While the stories of their individual lives are unique and intriguing, Lodge said, there was nothing exceptional about their status as enslaved workers and servants in Connecticut.
“It wasn’t an uncommon thing. Many farmers were enslavers; so were priests and doctors, teachers and legal officials, and even towns themselves. There was a woman named Dinah, in the town of Guilford, who was collectively owned by the town,” the Greenwich educator said.
Scholars say slavery touched every town in Connecticut; the numbers involved were thin but widely spread. A quarter of the wills probated in 1776 referenced slave “property.” Slavery was not fully abolished in Connecticut until 1848, following a gradual emancipation, long after New York state and Massachusetts had ended the practice.
The work of researching the past lives is painstaking. For research on women, it has been even more difficult because of a scarcity of documentation. In nearly all cases, women’s names weren’t printed on census record in Connecticut until 1840, they were only represented with a check mark on the documents. Lodge says the goal is to research all of roughly 300 enslaved men and women who lived in Greenwich, including native Americans.
Lodge has endured plenty of eye-strain looking at the old wills and land records —“it’s faded, it’s blotched in spots, the spelling wasn’t standardized.” Students, alas, can’t offer much help: “most kids can’t read cursive anymore, let alone 17th century cursive.”
At Sacred Heart Greenwich, seventh-graders have been exploring the concept of slavery, and they will begin working with documents and a specific life, Cullen Bush Jr., in coming weeks, said Angela Carstensen, Director of Library Services at Sacred Heart Greenwich.

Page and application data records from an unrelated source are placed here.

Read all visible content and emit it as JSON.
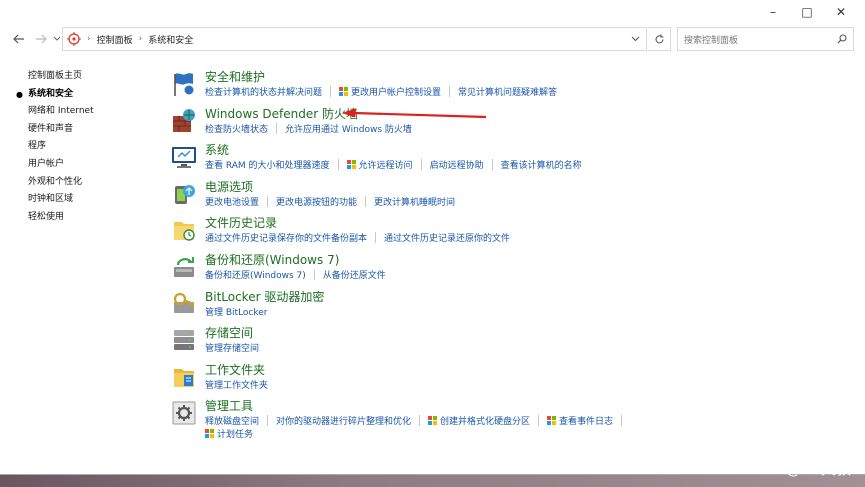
{
  "window": {
    "caption_minimize": "–",
    "caption_maximize": "□",
    "caption_close": "✕"
  },
  "nav": {
    "back_icon": "arrow-left-icon",
    "forward_icon": "arrow-right-icon",
    "recent_icon": "chevron-down-icon",
    "breadcrumb": [
      "控制面板",
      "系统和安全"
    ],
    "search_placeholder": "搜索控制面板"
  },
  "sidebar": {
    "items": [
      {
        "label": "控制面板主页",
        "current": false
      },
      {
        "label": "系统和安全",
        "current": true
      },
      {
        "label": "网络和 Internet",
        "current": false
      },
      {
        "label": "硬件和声音",
        "current": false
      },
      {
        "label": "程序",
        "current": false
      },
      {
        "label": "用户帐户",
        "current": false
      },
      {
        "label": "外观和个性化",
        "current": false
      },
      {
        "label": "时钟和区域",
        "current": false
      },
      {
        "label": "轻松使用",
        "current": false
      }
    ]
  },
  "categories": [
    {
      "title": "安全和维护",
      "icon": "flag-icon",
      "links": [
        "检查计算机的状态并解决问题",
        "更改用户帐户控制设置",
        "常见计算机问题疑难解答"
      ]
    },
    {
      "title": "Windows Defender 防火墙",
      "icon": "firewall-icon",
      "links": [
        "检查防火墙状态",
        "允许应用通过 Windows 防火墙"
      ]
    },
    {
      "title": "系统",
      "icon": "monitor-icon",
      "links": [
        "查看 RAM 的大小和处理器速度",
        "允许远程访问",
        "启动远程协助",
        "查看该计算机的名称"
      ]
    },
    {
      "title": "电源选项",
      "icon": "power-icon",
      "links": [
        "更改电池设置",
        "更改电源按钮的功能",
        "更改计算机睡眠时间"
      ]
    },
    {
      "title": "文件历史记录",
      "icon": "file-history-icon",
      "links": [
        "通过文件历史记录保存你的文件备份副本",
        "通过文件历史记录还原你的文件"
      ]
    },
    {
      "title": "备份和还原(Windows 7)",
      "icon": "backup-icon",
      "links": [
        "备份和还原(Windows 7)",
        "从备份还原文件"
      ]
    },
    {
      "title": "BitLocker 驱动器加密",
      "icon": "key-icon",
      "links": [
        "管理 BitLocker"
      ]
    },
    {
      "title": "存储空间",
      "icon": "storage-icon",
      "links": [
        "管理存储空间"
      ]
    },
    {
      "title": "工作文件夹",
      "icon": "work-folder-icon",
      "links": [
        "管理工作文件夹"
      ]
    },
    {
      "title": "管理工具",
      "icon": "admin-tools-icon",
      "links": [
        "释放磁盘空间",
        "对你的驱动器进行碎片整理和优化",
        "创建并格式化硬盘分区",
        "查看事件日志"
      ],
      "links2": [
        "计划任务"
      ]
    }
  ],
  "watermark": "CSDN @Hi 大叔",
  "colors": {
    "category_title": "#1e6e22",
    "link": "#1a56a8",
    "annotation_arrow": "#e02020"
  }
}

“That’s the really effective part when they start learning about one person’s life,” said Carstensen. “They can see where the person lived. And seeing these primary documents — they’ll see inventory of the household goods, and the enslaved people are listed next to pots and pans, listed next to animals. That’s what really gets to them.”
The students will give a presentation on the research at the Greenwich Historical Society May 25. The new biographies will be put on the historical society website, and the documents will be made available for research at the society headquarters in Cos Cob. The material on slavery is also given on every house tour at the site.

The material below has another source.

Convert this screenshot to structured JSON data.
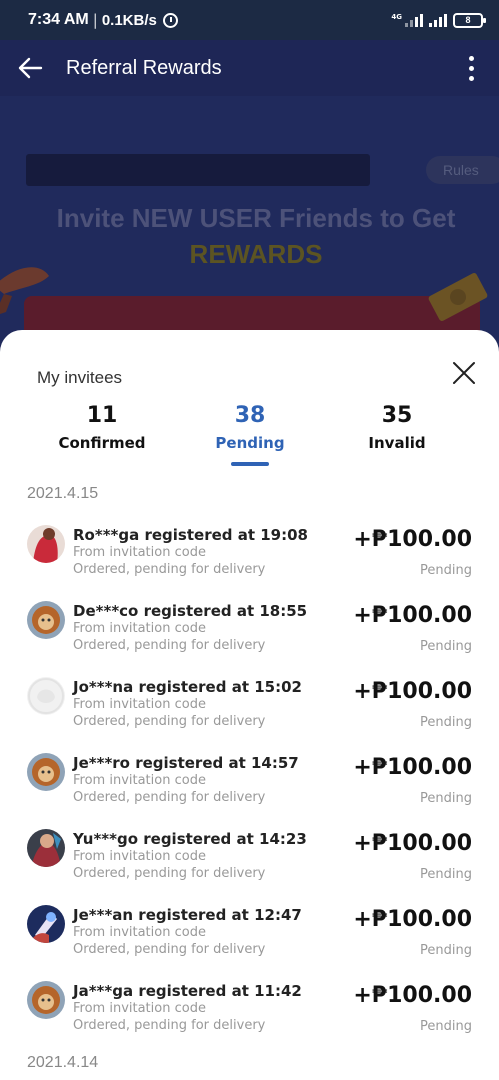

It’s painstaking work, and laborious in more ways than one, said Lodge, but rewarding for everyone involved.
“They’re telling the stories of people who have been forgotten. In a way, they’re bringing people back and remembering them,” she said. “That’s something that sticks with you.”